→ GOAL OF THE EXERCISE
This exercise asks for every record to be output again exactly.

# # # #

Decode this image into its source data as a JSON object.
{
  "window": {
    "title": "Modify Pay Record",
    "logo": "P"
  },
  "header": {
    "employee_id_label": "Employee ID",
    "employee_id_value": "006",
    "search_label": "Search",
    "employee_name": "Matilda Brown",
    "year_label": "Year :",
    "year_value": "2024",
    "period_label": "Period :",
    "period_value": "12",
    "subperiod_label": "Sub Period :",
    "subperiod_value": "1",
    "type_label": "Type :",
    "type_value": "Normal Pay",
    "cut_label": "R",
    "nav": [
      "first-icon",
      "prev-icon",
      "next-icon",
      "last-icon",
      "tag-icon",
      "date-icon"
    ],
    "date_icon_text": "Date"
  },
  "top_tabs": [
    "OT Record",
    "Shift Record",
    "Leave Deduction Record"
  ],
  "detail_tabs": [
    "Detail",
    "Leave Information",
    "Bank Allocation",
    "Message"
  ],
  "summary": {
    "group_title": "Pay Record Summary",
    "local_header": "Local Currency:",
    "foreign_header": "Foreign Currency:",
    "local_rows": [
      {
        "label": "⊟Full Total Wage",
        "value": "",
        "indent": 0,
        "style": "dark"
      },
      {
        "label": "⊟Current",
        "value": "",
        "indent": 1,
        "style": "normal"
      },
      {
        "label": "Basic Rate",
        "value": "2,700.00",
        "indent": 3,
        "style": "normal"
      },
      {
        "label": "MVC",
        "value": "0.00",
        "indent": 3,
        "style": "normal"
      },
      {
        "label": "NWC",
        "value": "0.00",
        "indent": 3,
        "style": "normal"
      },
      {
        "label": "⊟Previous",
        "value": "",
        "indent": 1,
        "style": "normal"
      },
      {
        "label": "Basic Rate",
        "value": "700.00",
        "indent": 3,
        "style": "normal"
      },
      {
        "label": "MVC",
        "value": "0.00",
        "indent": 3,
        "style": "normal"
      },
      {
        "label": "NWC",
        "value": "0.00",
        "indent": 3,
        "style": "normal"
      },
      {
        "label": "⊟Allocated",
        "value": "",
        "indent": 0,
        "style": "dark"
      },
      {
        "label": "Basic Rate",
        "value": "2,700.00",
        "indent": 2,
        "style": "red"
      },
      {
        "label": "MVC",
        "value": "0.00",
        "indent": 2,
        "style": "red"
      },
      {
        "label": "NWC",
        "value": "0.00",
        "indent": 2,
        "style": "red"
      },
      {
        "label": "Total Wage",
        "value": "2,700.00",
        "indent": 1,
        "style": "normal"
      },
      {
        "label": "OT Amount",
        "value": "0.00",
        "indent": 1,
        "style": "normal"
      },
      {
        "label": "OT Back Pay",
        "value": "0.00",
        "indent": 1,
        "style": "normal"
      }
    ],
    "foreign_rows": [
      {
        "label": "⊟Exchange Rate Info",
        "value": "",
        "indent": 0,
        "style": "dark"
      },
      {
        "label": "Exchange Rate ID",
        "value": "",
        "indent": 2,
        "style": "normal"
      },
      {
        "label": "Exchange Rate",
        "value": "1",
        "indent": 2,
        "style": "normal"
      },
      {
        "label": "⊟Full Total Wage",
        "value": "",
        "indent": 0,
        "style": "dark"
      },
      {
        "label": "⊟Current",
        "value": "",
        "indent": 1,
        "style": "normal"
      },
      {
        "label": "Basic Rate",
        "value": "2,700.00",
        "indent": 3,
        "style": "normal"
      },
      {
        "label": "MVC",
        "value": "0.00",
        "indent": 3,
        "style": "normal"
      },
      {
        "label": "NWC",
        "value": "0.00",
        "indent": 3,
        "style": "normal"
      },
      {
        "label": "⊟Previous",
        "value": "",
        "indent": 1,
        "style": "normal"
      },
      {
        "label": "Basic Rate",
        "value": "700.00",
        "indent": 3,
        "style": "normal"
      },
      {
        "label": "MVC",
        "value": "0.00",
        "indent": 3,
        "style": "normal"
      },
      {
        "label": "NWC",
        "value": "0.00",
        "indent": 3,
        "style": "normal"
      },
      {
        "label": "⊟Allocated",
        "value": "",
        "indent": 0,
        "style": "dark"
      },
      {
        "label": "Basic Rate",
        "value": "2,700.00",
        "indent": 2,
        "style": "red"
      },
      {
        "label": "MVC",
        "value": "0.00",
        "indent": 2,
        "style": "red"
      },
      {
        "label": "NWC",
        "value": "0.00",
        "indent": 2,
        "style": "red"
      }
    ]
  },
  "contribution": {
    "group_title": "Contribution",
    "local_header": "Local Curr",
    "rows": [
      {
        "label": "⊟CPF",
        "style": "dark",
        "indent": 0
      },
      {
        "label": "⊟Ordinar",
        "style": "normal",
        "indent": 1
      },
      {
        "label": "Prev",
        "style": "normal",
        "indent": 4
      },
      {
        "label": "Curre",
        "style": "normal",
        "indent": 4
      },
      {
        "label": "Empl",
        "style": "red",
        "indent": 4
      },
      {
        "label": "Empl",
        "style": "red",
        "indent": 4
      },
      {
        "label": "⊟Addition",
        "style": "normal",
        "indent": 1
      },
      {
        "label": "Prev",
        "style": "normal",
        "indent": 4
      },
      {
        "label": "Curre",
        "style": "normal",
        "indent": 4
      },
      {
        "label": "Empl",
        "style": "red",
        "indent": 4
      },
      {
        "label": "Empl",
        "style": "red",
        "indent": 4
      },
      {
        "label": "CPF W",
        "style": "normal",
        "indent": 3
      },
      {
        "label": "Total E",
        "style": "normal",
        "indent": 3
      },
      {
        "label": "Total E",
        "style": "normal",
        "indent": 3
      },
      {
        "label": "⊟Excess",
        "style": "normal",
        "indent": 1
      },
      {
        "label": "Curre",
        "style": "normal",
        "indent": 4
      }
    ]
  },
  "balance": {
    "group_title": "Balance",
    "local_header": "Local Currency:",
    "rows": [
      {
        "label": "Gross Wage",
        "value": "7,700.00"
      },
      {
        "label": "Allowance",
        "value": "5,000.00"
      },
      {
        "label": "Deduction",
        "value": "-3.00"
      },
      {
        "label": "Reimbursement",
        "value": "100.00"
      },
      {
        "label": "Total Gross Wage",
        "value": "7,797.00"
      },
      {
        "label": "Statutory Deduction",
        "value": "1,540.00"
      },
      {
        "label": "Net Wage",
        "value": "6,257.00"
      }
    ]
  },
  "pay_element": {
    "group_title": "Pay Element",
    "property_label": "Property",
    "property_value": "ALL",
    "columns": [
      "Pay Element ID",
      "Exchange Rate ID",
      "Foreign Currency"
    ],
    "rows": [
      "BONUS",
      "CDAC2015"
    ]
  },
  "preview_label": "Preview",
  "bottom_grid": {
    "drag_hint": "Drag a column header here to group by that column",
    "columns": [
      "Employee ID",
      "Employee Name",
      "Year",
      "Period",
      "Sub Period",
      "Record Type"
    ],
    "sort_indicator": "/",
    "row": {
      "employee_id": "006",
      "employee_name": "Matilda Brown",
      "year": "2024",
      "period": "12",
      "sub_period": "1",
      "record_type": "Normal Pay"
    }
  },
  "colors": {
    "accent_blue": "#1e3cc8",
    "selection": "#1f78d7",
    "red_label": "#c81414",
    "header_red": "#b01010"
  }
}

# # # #

→ ANSWER SECTION
Decode this image into its source data as a JSON object.
{
  "window": {
    "title": "Modify Pay Record",
    "logo": "P"
  },
  "header": {
    "employee_id_label": "Employee ID",
    "employee_id_value": "006",
    "search_label": "Search",
    "employee_name": "Matilda Brown",
    "year_label": "Year :",
    "year_value": "2024",
    "period_label": "Period :",
    "period_value": "12",
    "subperiod_label": "Sub Period :",
    "subperiod_value": "1",
    "type_label": "Type :",
    "type_value": "Normal Pay",
    "cut_label": "R",
    "nav": [
      "first-icon",
      "prev-icon",
      "next-icon",
      "last-icon",
      "tag-icon",
      "date-icon"
    ],
    "date_icon_text": "Date"
  },
  "top_tabs": [
    "OT Record",
    "Shift Record",
    "Leave Deduction Record"
  ],
  "detail_tabs": [
    "Detail",
    "Leave Information",
    "Bank Allocation",
    "Message"
  ],
  "summary": {
    "group_title": "Pay Record Summary",
    "local_header": "Local Currency:",
    "foreign_header": "Foreign Currency:",
    "local_rows": [
      {
        "label": "⊟Full Total Wage",
        "value": "",
        "indent": 0,
        "style": "dark"
      },
      {
        "label": "⊟Current",
        "value": "",
        "indent": 1,
        "style": "normal"
      },
      {
        "label": "Basic Rate",
        "value": "2,700.00",
        "indent": 3,
        "style": "normal"
      },
      {
        "label": "MVC",
        "value": "0.00",
        "indent": 3,
        "style": "normal"
      },
      {
        "label": "NWC",
        "value": "0.00",
        "indent": 3,
        "style": "normal"
      },
      {
        "label": "⊟Previous",
        "value": "",
        "indent": 1,
        "style": "normal"
      },
      {
        "label": "Basic Rate",
        "value": "700.00",
        "indent": 3,
        "style": "normal"
      },
      {
        "label": "MVC",
        "value": "0.00",
        "indent": 3,
        "style": "normal"
      },
      {
        "label": "NWC",
        "value": "0.00",
        "indent": 3,
        "style": "normal"
      },
      {
        "label": "⊟Allocated",
        "value": "",
        "indent": 0,
        "style": "dark"
      },
      {
        "label": "Basic Rate",
        "value": "2,700.00",
        "indent": 2,
        "style": "red"
      },
      {
        "label": "MVC",
        "value": "0.00",
        "indent": 2,
        "style": "red"
      },
      {
        "label": "NWC",
        "value": "0.00",
        "indent": 2,
        "style": "red"
      },
      {
        "label": "Total Wage",
        "value": "2,700.00",
        "indent": 1,
        "style": "normal"
      },
      {
        "label": "OT Amount",
        "value": "0.00",
        "indent": 1,
        "style": "normal"
      },
      {
        "label": "OT Back Pay",
        "value": "0.00",
        "indent": 1,
        "style": "normal"
      }
    ],
    "foreign_rows": [
      {
        "label": "⊟Exchange Rate Info",
        "value": "",
        "indent": 0,
        "style": "dark"
      },
      {
        "label": "Exchange Rate ID",
        "value": "",
        "indent": 2,
        "style": "normal"
      },
      {
        "label": "Exchange Rate",
        "value": "1",
        "indent": 2,
        "style": "normal"
      },
      {
        "label": "⊟Full Total Wage",
        "value": "",
        "indent": 0,
        "style": "dark"
      },
      {
        "label": "⊟Current",
        "value": "",
        "indent": 1,
        "style": "normal"
      },
      {
        "label": "Basic Rate",
        "value": "2,700.00",
        "indent": 3,
        "style": "normal"
      },
      {
        "label": "MVC",
        "value": "0.00",
        "indent": 3,
        "style": "normal"
      },
      {
        "label": "NWC",
        "value": "0.00",
        "indent": 3,
        "style": "normal"
      },
      {
        "label": "⊟Previous",
        "value": "",
        "indent": 1,
        "style": "normal"
      },
      {
        "label": "Basic Rate",
        "value": "700.00",
        "indent": 3,
        "style": "normal"
      },
      {
        "label": "MVC",
        "value": "0.00",
        "indent": 3,
        "style": "normal"
      },
      {
        "label": "NWC",
        "value": "0.00",
        "indent": 3,
        "style": "normal"
      },
      {
        "label": "⊟Allocated",
        "value": "",
        "indent": 0,
        "style": "dark"
      },
      {
        "label": "Basic Rate",
        "value": "2,700.00",
        "indent": 2,
        "style": "red"
      },
      {
        "label": "MVC",
        "value": "0.00",
        "indent": 2,
        "style": "red"
      },
      {
        "label": "NWC",
        "value": "0.00",
        "indent": 2,
        "style": "red"
      }
    ]
  },
  "contribution": {
    "group_title": "Contribution",
    "local_header": "Local Curr",
    "rows": [
      {
        "label": "⊟CPF",
        "style": "dark",
        "indent": 0
      },
      {
        "label": "⊟Ordinar",
        "style": "normal",
        "indent": 1
      },
      {
        "label": "Prev",
        "style": "normal",
        "indent": 4
      },
      {
        "label": "Curre",
        "style": "normal",
        "indent": 4
      },
      {
        "label": "Empl",
        "style": "red",
        "indent": 4
      },
      {
        "label": "Empl",
        "style": "red",
        "indent": 4
      },
      {
        "label": "⊟Addition",
        "style": "normal",
        "indent": 1
      },
      {
        "label": "Prev",
        "style": "normal",
        "indent": 4
      },
      {
        "label": "Curre",
        "style": "normal",
        "indent": 4
      },
      {
        "label": "Empl",
        "style": "red",
        "indent": 4
      },
      {
        "label": "Empl",
        "style": "red",
        "indent": 4
      },
      {
        "label": "CPF W",
        "style": "normal",
        "indent": 3
      },
      {
        "label": "Total E",
        "style": "normal",
        "indent": 3
      },
      {
        "label": "Total E",
        "style": "normal",
        "indent": 3
      },
      {
        "label": "⊟Excess",
        "style": "normal",
        "indent": 1
      },
      {
        "label": "Curre",
        "style": "normal",
        "indent": 4
      }
    ]
  },
  "balance": {
    "group_title": "Balance",
    "local_header": "Local Currency:",
    "rows": [
      {
        "label": "Gross Wage",
        "value": "7,700.00"
      },
      {
        "label": "Allowance",
        "value": "5,000.00"
      },
      {
        "label": "Deduction",
        "value": "-3.00"
      },
      {
        "label": "Reimbursement",
        "value": "100.00"
      },
      {
        "label": "Total Gross Wage",
        "value": "7,797.00"
      },
      {
        "label": "Statutory Deduction",
        "value": "1,540.00"
      },
      {
        "label": "Net Wage",
        "value": "6,257.00"
      }
    ]
  },
  "pay_element": {
    "group_title": "Pay Element",
    "property_label": "Property",
    "property_value": "ALL",
    "columns": [
      "Pay Element ID",
      "Exchange Rate ID",
      "Foreign Currency"
    ],
    "rows": [
      "BONUS",
      "CDAC2015"
    ]
  },
  "preview_label": "Preview",
  "bottom_grid": {
    "drag_hint": "Drag a column header here to group by that column",
    "columns": [
      "Employee ID",
      "Employee Name",
      "Year",
      "Period",
      "Sub Period",
      "Record Type"
    ],
    "sort_indicator": "/",
    "row": {
      "employee_id": "006",
      "employee_name": "Matilda Brown",
      "year": "2024",
      "period": "12",
      "sub_period": "1",
      "record_type": "Normal Pay"
    }
  },
  "colors": {
    "accent_blue": "#1e3cc8",
    "selection": "#1f78d7",
    "red_label": "#c81414",
    "header_red": "#b01010"
  }
}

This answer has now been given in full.